Business Overview

Do you know those beautiful scenic ads, the ones where you tour the highways of Oregon?

Wouldn’t it be nice to have that as your job?

It would be on your own schedule, driving to your various stops when you like. And you only have to do it when you wish, about every month or so!

I list a lot of businesses that are “business operations, with employees, systems, etc. (as opposed to a job.) They are priced accordingly and can cost many hundreds of thousands of dollars.
But why not buy a “job”? Your own job, with your own choice of when and where to go? One in which you could go or not, if you want to take some time off.
And what if this job were stable and long lasting (i.e., decades of history?)
And what if it required only certain basic skills—metal cutting, packaging, driving?

This job pays well, and with an SBA loan it offers a strong return on investment.

Why not check it out? The owner has been enjoying a stable income for years, now maybe its your turn!

Financial

  • Asking Price: $135,111
  • Cash Flow: $70,866
  • Gross Revenue: $159,670
  • EBITDA: $70,866
  • FF&E: N/A
  • Inventory: $5,000
  • Inventory Included: Yes
  • Established: 1985

Detailed Information

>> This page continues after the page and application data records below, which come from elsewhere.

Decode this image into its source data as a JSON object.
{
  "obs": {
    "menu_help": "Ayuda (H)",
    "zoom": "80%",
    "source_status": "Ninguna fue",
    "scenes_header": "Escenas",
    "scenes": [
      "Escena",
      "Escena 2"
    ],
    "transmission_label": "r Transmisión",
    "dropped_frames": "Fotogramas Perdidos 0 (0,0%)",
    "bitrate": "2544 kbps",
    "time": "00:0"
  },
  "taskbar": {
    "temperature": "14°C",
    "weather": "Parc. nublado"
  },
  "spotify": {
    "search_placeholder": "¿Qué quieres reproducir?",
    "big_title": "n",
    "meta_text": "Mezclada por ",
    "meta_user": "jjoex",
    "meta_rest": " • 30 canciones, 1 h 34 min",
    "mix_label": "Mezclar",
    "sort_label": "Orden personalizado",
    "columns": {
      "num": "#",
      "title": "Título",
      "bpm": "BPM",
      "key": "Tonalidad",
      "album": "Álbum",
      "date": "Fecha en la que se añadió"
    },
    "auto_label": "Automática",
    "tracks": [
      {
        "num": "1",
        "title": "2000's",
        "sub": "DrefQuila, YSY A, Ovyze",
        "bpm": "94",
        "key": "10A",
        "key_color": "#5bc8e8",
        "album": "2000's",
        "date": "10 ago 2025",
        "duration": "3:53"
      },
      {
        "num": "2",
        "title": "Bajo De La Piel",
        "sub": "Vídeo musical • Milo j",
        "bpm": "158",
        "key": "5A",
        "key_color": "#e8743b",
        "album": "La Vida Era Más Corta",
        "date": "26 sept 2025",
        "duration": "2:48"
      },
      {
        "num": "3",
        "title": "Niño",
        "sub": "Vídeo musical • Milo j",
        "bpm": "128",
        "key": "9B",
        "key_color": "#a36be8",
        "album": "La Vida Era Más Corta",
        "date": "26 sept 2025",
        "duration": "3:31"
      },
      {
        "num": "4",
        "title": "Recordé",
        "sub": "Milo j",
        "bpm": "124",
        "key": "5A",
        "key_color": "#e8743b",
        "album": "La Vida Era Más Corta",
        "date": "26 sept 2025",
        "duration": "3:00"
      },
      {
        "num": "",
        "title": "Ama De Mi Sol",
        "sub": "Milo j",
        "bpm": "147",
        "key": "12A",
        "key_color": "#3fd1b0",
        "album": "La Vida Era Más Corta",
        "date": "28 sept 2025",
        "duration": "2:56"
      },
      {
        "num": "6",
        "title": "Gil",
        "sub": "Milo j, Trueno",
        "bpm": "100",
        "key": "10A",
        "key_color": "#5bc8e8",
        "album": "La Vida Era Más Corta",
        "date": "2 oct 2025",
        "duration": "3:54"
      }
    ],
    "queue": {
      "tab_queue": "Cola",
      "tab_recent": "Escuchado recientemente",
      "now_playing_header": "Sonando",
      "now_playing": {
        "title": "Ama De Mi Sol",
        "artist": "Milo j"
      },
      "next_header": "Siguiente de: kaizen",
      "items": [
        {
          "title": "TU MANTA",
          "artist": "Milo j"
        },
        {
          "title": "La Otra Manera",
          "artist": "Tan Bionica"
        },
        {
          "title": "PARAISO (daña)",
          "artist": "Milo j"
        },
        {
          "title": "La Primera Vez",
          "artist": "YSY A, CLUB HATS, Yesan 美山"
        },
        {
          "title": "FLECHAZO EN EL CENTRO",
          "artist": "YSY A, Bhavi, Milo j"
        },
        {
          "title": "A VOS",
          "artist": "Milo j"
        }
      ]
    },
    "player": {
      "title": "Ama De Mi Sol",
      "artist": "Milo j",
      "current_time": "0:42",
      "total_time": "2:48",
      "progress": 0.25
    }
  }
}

  • Property Owned or Leased:N/A
  • Property Included:N/A
  • Building Square Footage:N/A
  • Lot Size:N/A
  • Total Number of Employees:1
  • Furniture, Fixtures and Equipment:N/A
About The Facility:

A new shop must be leased, approximately 24 x 35, 02 840 square feet. The new location can be located along the I-5 corridor for convenience to the delivery points.

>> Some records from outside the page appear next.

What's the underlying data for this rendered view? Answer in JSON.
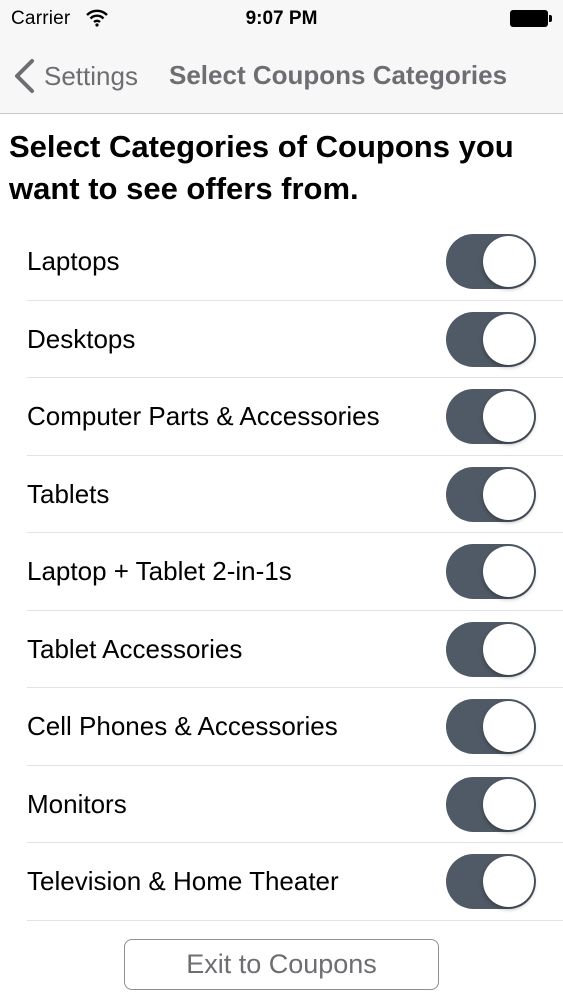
{
  "status_bar": {
    "carrier": "Carrier",
    "time": "9:07 PM",
    "wifi_icon": "wifi-icon",
    "battery_icon": "battery-icon"
  },
  "nav": {
    "back_label": "Settings",
    "back_icon": "chevron-left-icon",
    "title": "Select Coupons Categories"
  },
  "heading": "Select Categories of Coupons you want to see offers from.",
  "categories": [
    {
      "label": "Laptops",
      "enabled": true
    },
    {
      "label": "Desktops",
      "enabled": true
    },
    {
      "label": "Computer Parts & Accessories",
      "enabled": true
    },
    {
      "label": "Tablets",
      "enabled": true
    },
    {
      "label": "Laptop + Tablet 2-in-1s",
      "enabled": true
    },
    {
      "label": "Tablet Accessories",
      "enabled": true
    },
    {
      "label": "Cell Phones & Accessories",
      "enabled": true
    },
    {
      "label": "Monitors",
      "enabled": true
    },
    {
      "label": "Television & Home Theater",
      "enabled": true
    }
  ],
  "exit_button": "Exit to Coupons",
  "colors": {
    "toggle_on": "#505a66",
    "nav_text": "#6d6d72",
    "bar_background": "#f7f7f7"
  }
}
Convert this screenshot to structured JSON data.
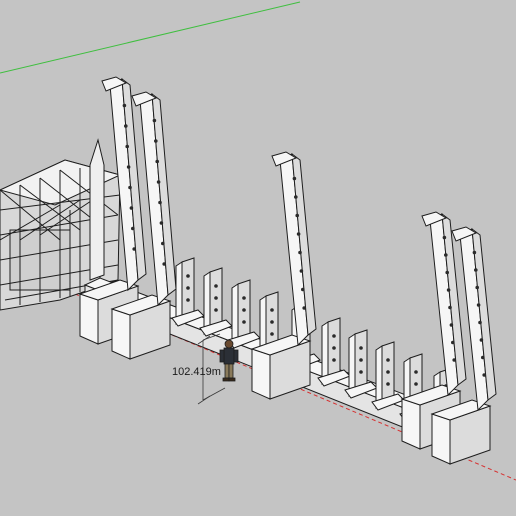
{
  "viewport": {
    "background": "#c4c4c4",
    "sky_axis_color": "#3fbf3f",
    "red_axis_color": "#d63030",
    "dimension_label": "102.419m"
  },
  "model": {
    "description_icon": "lattice-frame-structure",
    "tower_count": 5,
    "short_post_count": 12,
    "fill_color": "#f6f6f6",
    "shade_color": "#dcdcdc",
    "edge_color": "#1e1e1e"
  }
}
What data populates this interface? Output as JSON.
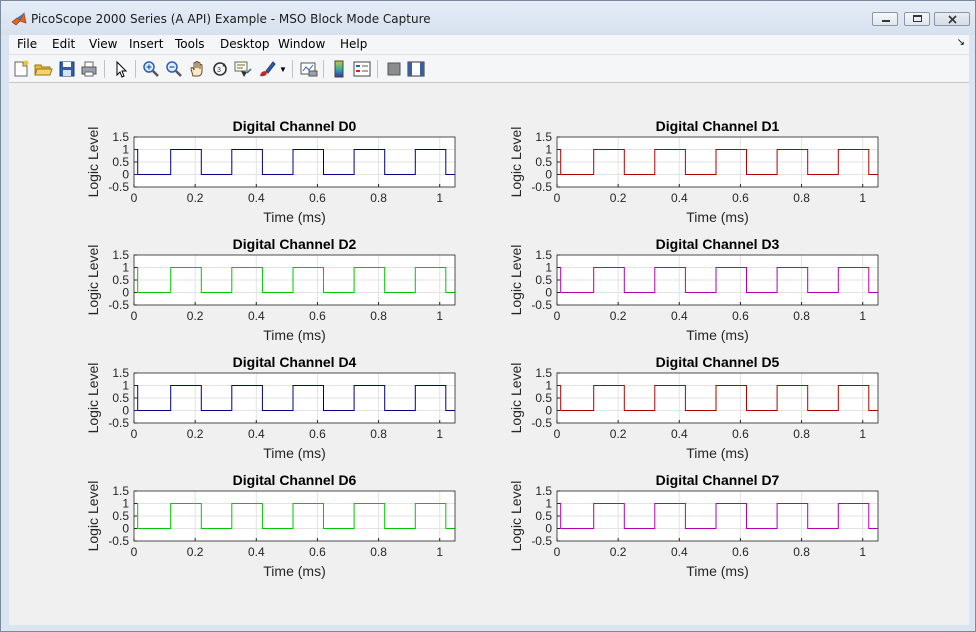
{
  "window": {
    "title": "PicoScope 2000 Series (A API) Example - MSO Block Mode Capture"
  },
  "menu": {
    "items": [
      "File",
      "Edit",
      "View",
      "Insert",
      "Tools",
      "Desktop",
      "Window",
      "Help"
    ]
  },
  "toolbar": {
    "buttons": [
      {
        "name": "new-figure-icon"
      },
      {
        "name": "open-file-icon"
      },
      {
        "name": "save-icon"
      },
      {
        "name": "print-icon"
      },
      {
        "name": "select-arrow-icon"
      },
      {
        "name": "zoom-in-icon"
      },
      {
        "name": "zoom-out-icon"
      },
      {
        "name": "pan-hand-icon"
      },
      {
        "name": "rotate-3d-icon"
      },
      {
        "name": "data-cursor-icon"
      },
      {
        "name": "brush-icon"
      },
      {
        "name": "link-plot-icon"
      },
      {
        "name": "insert-colorbar-icon"
      },
      {
        "name": "insert-legend-icon"
      },
      {
        "name": "hide-plot-tools-icon"
      },
      {
        "name": "show-plot-tools-icon"
      }
    ]
  },
  "chart_data": [
    {
      "type": "line",
      "title": "Digital Channel D0",
      "xlabel": "Time (ms)",
      "ylabel": "Logic Level",
      "color": "#00008b",
      "xlim": [
        0,
        1.05
      ],
      "ylim": [
        -0.5,
        1.5
      ],
      "xticks": [
        "0",
        "0.2",
        "0.4",
        "0.6",
        "0.8",
        "1"
      ],
      "yticks": [
        "1.5",
        "1",
        "0.5",
        "0",
        "-0.5"
      ],
      "pattern": "square wave, period 0.2 ms, high 0-0.012 then low until 0.12, high 0.12-0.22, etc.",
      "x": [
        0,
        0.012,
        0.012,
        0.12,
        0.12,
        0.22,
        0.22,
        0.32,
        0.32,
        0.42,
        0.42,
        0.52,
        0.52,
        0.62,
        0.62,
        0.72,
        0.72,
        0.82,
        0.82,
        0.92,
        0.92,
        1.02,
        1.02,
        1.05
      ],
      "y": [
        1,
        1,
        0,
        0,
        1,
        1,
        0,
        0,
        1,
        1,
        0,
        0,
        1,
        1,
        0,
        0,
        1,
        1,
        0,
        0,
        1,
        1,
        0,
        0
      ]
    },
    {
      "type": "line",
      "title": "Digital Channel D1",
      "xlabel": "Time (ms)",
      "ylabel": "Logic Level",
      "color": "#b20000",
      "xlim": [
        0,
        1.05
      ],
      "ylim": [
        -0.5,
        1.5
      ],
      "xticks": [
        "0",
        "0.2",
        "0.4",
        "0.6",
        "0.8",
        "1"
      ],
      "yticks": [
        "1.5",
        "1",
        "0.5",
        "0",
        "-0.5"
      ],
      "x": [
        0,
        0.012,
        0.012,
        0.12,
        0.12,
        0.22,
        0.22,
        0.32,
        0.32,
        0.42,
        0.42,
        0.52,
        0.52,
        0.62,
        0.62,
        0.72,
        0.72,
        0.82,
        0.82,
        0.92,
        0.92,
        1.02,
        1.02,
        1.05
      ],
      "y": [
        1,
        1,
        0,
        0,
        1,
        1,
        0,
        0,
        1,
        1,
        0,
        0,
        1,
        1,
        0,
        0,
        1,
        1,
        0,
        0,
        1,
        1,
        0,
        0
      ]
    },
    {
      "type": "line",
      "title": "Digital Channel D2",
      "xlabel": "Time (ms)",
      "ylabel": "Logic Level",
      "color": "#00c800",
      "xlim": [
        0,
        1.05
      ],
      "ylim": [
        -0.5,
        1.5
      ],
      "xticks": [
        "0",
        "0.2",
        "0.4",
        "0.6",
        "0.8",
        "1"
      ],
      "yticks": [
        "1.5",
        "1",
        "0.5",
        "0",
        "-0.5"
      ],
      "x": [
        0,
        0.012,
        0.012,
        0.12,
        0.12,
        0.22,
        0.22,
        0.32,
        0.32,
        0.42,
        0.42,
        0.52,
        0.52,
        0.62,
        0.62,
        0.72,
        0.72,
        0.82,
        0.82,
        0.92,
        0.92,
        1.02,
        1.02,
        1.05
      ],
      "y": [
        1,
        1,
        0,
        0,
        1,
        1,
        0,
        0,
        1,
        1,
        0,
        0,
        1,
        1,
        0,
        0,
        1,
        1,
        0,
        0,
        1,
        1,
        0,
        0
      ]
    },
    {
      "type": "line",
      "title": "Digital Channel D3",
      "xlabel": "Time (ms)",
      "ylabel": "Logic Level",
      "color": "#b400b4",
      "xlim": [
        0,
        1.05
      ],
      "ylim": [
        -0.5,
        1.5
      ],
      "xticks": [
        "0",
        "0.2",
        "0.4",
        "0.6",
        "0.8",
        "1"
      ],
      "yticks": [
        "1.5",
        "1",
        "0.5",
        "0",
        "-0.5"
      ],
      "x": [
        0,
        0.012,
        0.012,
        0.12,
        0.12,
        0.22,
        0.22,
        0.32,
        0.32,
        0.42,
        0.42,
        0.52,
        0.52,
        0.62,
        0.62,
        0.72,
        0.72,
        0.82,
        0.82,
        0.92,
        0.92,
        1.02,
        1.02,
        1.05
      ],
      "y": [
        1,
        1,
        0,
        0,
        1,
        1,
        0,
        0,
        1,
        1,
        0,
        0,
        1,
        1,
        0,
        0,
        1,
        1,
        0,
        0,
        1,
        1,
        0,
        0
      ]
    },
    {
      "type": "line",
      "title": "Digital Channel D4",
      "xlabel": "Time (ms)",
      "ylabel": "Logic Level",
      "color": "#00008b",
      "xlim": [
        0,
        1.05
      ],
      "ylim": [
        -0.5,
        1.5
      ],
      "xticks": [
        "0",
        "0.2",
        "0.4",
        "0.6",
        "0.8",
        "1"
      ],
      "yticks": [
        "1.5",
        "1",
        "0.5",
        "0",
        "-0.5"
      ],
      "x": [
        0,
        0.012,
        0.012,
        0.12,
        0.12,
        0.22,
        0.22,
        0.32,
        0.32,
        0.42,
        0.42,
        0.52,
        0.52,
        0.62,
        0.62,
        0.72,
        0.72,
        0.82,
        0.82,
        0.92,
        0.92,
        1.02,
        1.02,
        1.05
      ],
      "y": [
        1,
        1,
        0,
        0,
        1,
        1,
        0,
        0,
        1,
        1,
        0,
        0,
        1,
        1,
        0,
        0,
        1,
        1,
        0,
        0,
        1,
        1,
        0,
        0
      ]
    },
    {
      "type": "line",
      "title": "Digital Channel D5",
      "xlabel": "Time (ms)",
      "ylabel": "Logic Level",
      "color": "#b20000",
      "xlim": [
        0,
        1.05
      ],
      "ylim": [
        -0.5,
        1.5
      ],
      "xticks": [
        "0",
        "0.2",
        "0.4",
        "0.6",
        "0.8",
        "1"
      ],
      "yticks": [
        "1.5",
        "1",
        "0.5",
        "0",
        "-0.5"
      ],
      "x": [
        0,
        0.012,
        0.012,
        0.12,
        0.12,
        0.22,
        0.22,
        0.32,
        0.32,
        0.42,
        0.42,
        0.52,
        0.52,
        0.62,
        0.62,
        0.72,
        0.72,
        0.82,
        0.82,
        0.92,
        0.92,
        1.02,
        1.02,
        1.05
      ],
      "y": [
        1,
        1,
        0,
        0,
        1,
        1,
        0,
        0,
        1,
        1,
        0,
        0,
        1,
        1,
        0,
        0,
        1,
        1,
        0,
        0,
        1,
        1,
        0,
        0
      ]
    },
    {
      "type": "line",
      "title": "Digital Channel D6",
      "xlabel": "Time (ms)",
      "ylabel": "Logic Level",
      "color": "#00c800",
      "xlim": [
        0,
        1.05
      ],
      "ylim": [
        -0.5,
        1.5
      ],
      "xticks": [
        "0",
        "0.2",
        "0.4",
        "0.6",
        "0.8",
        "1"
      ],
      "yticks": [
        "1.5",
        "1",
        "0.5",
        "0",
        "-0.5"
      ],
      "x": [
        0,
        0.012,
        0.012,
        0.12,
        0.12,
        0.22,
        0.22,
        0.32,
        0.32,
        0.42,
        0.42,
        0.52,
        0.52,
        0.62,
        0.62,
        0.72,
        0.72,
        0.82,
        0.82,
        0.92,
        0.92,
        1.02,
        1.02,
        1.05
      ],
      "y": [
        1,
        1,
        0,
        0,
        1,
        1,
        0,
        0,
        1,
        1,
        0,
        0,
        1,
        1,
        0,
        0,
        1,
        1,
        0,
        0,
        1,
        1,
        0,
        0
      ]
    },
    {
      "type": "line",
      "title": "Digital Channel D7",
      "xlabel": "Time (ms)",
      "ylabel": "Logic Level",
      "color": "#b400b4",
      "xlim": [
        0,
        1.05
      ],
      "ylim": [
        -0.5,
        1.5
      ],
      "xticks": [
        "0",
        "0.2",
        "0.4",
        "0.6",
        "0.8",
        "1"
      ],
      "yticks": [
        "1.5",
        "1",
        "0.5",
        "0",
        "-0.5"
      ],
      "x": [
        0,
        0.012,
        0.012,
        0.12,
        0.12,
        0.22,
        0.22,
        0.32,
        0.32,
        0.42,
        0.42,
        0.52,
        0.52,
        0.62,
        0.62,
        0.72,
        0.72,
        0.82,
        0.82,
        0.92,
        0.92,
        1.02,
        1.02,
        1.05
      ],
      "y": [
        1,
        1,
        0,
        0,
        1,
        1,
        0,
        0,
        1,
        1,
        0,
        0,
        1,
        1,
        0,
        0,
        1,
        1,
        0,
        0,
        1,
        1,
        0,
        0
      ]
    }
  ]
}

Is Support & Training Included:

The Owner will provide 30 days of hands-on support, followed by 6 months of telephone and e-mail support.

Purpose For Selling:

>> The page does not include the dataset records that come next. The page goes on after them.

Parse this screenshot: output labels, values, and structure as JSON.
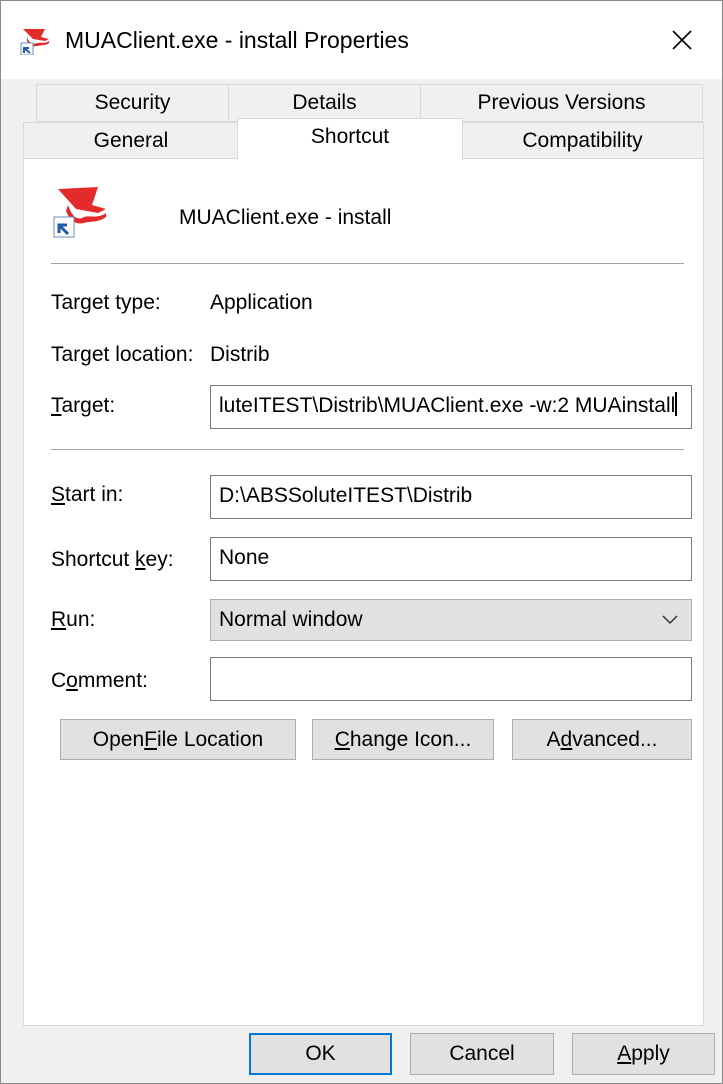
{
  "window": {
    "title": "MUAClient.exe - install Properties",
    "close_glyph": "✕"
  },
  "tabs": {
    "row1": [
      {
        "label": "Security"
      },
      {
        "label": "Details"
      },
      {
        "label": "Previous Versions"
      }
    ],
    "row2": [
      {
        "label": "General"
      },
      {
        "label": "Shortcut",
        "active": true
      },
      {
        "label": "Compatibility"
      }
    ]
  },
  "shortcut": {
    "name": "MUAClient.exe - install",
    "target_type_label": "Target type:",
    "target_type_value": "Application",
    "target_location_label": "Target location:",
    "target_location_value": "Distrib",
    "target_label_pre": "",
    "target_label_ul": "T",
    "target_label_post": "arget:",
    "target_value": "luteITEST\\Distrib\\MUAClient.exe -w:2 MUAinstall",
    "start_in_label_pre": "",
    "start_in_label_ul": "S",
    "start_in_label_post": "tart in:",
    "start_in_value": "D:\\ABSSoluteITEST\\Distrib",
    "shortcut_key_label_pre": "Shortcut ",
    "shortcut_key_label_ul": "k",
    "shortcut_key_label_post": "ey:",
    "shortcut_key_value": "None",
    "run_label_pre": "",
    "run_label_ul": "R",
    "run_label_post": "un:",
    "run_value": "Normal window",
    "comment_label_pre": "C",
    "comment_label_ul": "o",
    "comment_label_post": "mment:",
    "comment_value": ""
  },
  "panel_buttons": {
    "open_file_location": {
      "pre": "Open ",
      "ul": "F",
      "post": "ile Location"
    },
    "change_icon": {
      "pre": "",
      "ul": "C",
      "post": "hange Icon..."
    },
    "advanced": {
      "pre": "A",
      "ul": "d",
      "post": "vanced..."
    }
  },
  "footer": {
    "ok": "OK",
    "cancel": "Cancel",
    "apply_ul": "A",
    "apply_post": "pply"
  },
  "icons": {
    "app_icon": "red-hat-icon",
    "shortcut_overlay": "shortcut-arrow-icon",
    "dropdown": "chevron-down-icon",
    "close": "close-icon"
  },
  "colors": {
    "accent": "#0078d7",
    "app_red": "#e32b2b"
  }
}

Retirement

Pros and Cons:

This is an established route of display units, with excellent client loyalty.

Opportunities and Growth:

There are more potential display units to service throughout Oregon, it's just a matter of how much time and energy the new owner wants to put in. It should be possible to double the income.

Additional Info

The venture was founded in 1985, making the business 37 years old.
The transaction shall include inventory valued at $5,000, which is included in the listing price.

Why is the Current Owner Selling The Business?

There are all types of reasons why people decide to sell businesses. Nevertheless, the true factor vs the one they say to you might be 2 entirely different things. For instance, they may claim "I have way too many various responsibilities" or "I am retiring". For lots of sellers, these factors are valid. But, for some, these might just be excuses to attempt to hide the reality of altering demographics, increased competitors, recent reduction in revenues, or a variety of other reasons. This is why it is extremely vital that you not depend totally on a seller's word, however rather, use the seller's solution together with your general due diligence. This will repaint a more sensible image of the business's present circumstance.

Existing Debts and Future Obligations

If the existing business is in debt, which numerous businesses are, then you will certainly need to consider this when valuating/preparing your offer. Lots of operating businesses borrow money so as to cover things like stock, payroll, accounts payable, and so on. Bear in mind that occasionally this can imply that earnings margins are too thin. Many companies fall under a revolving door of taking loans as a way to pay back various other loans. Along with debts, there may additionally be future commitments to think about. There may be an outstanding lease on equipment or the building where the business resides. The business may have existing contracts with vendors that should be fulfilled or may cause charges if terminated early.

Understanding the Customer Base, Competition and Area Demographics

Exactly how do businesses in the area bring in new consumers? Many times, operating businesses have repeat customers, which create the core of their day-to-day profits. Specific elements such as brand-new competitors sprouting up around the area, road building, and personnel turn over can affect repeat consumers and negatively affect future revenues. One vital thing to think about is the placement of the business. Is it in an extremely trafficked shopping mall, or is it hidden from the main road? Clearly, the more people that see the business often, the better the opportunity to construct a returning customer base. A last thought is the basic location demographics. Is the business located in a largely populated city, or is it situated on the outskirts of town? Exactly how might the regional typical home income effect future revenue prospects?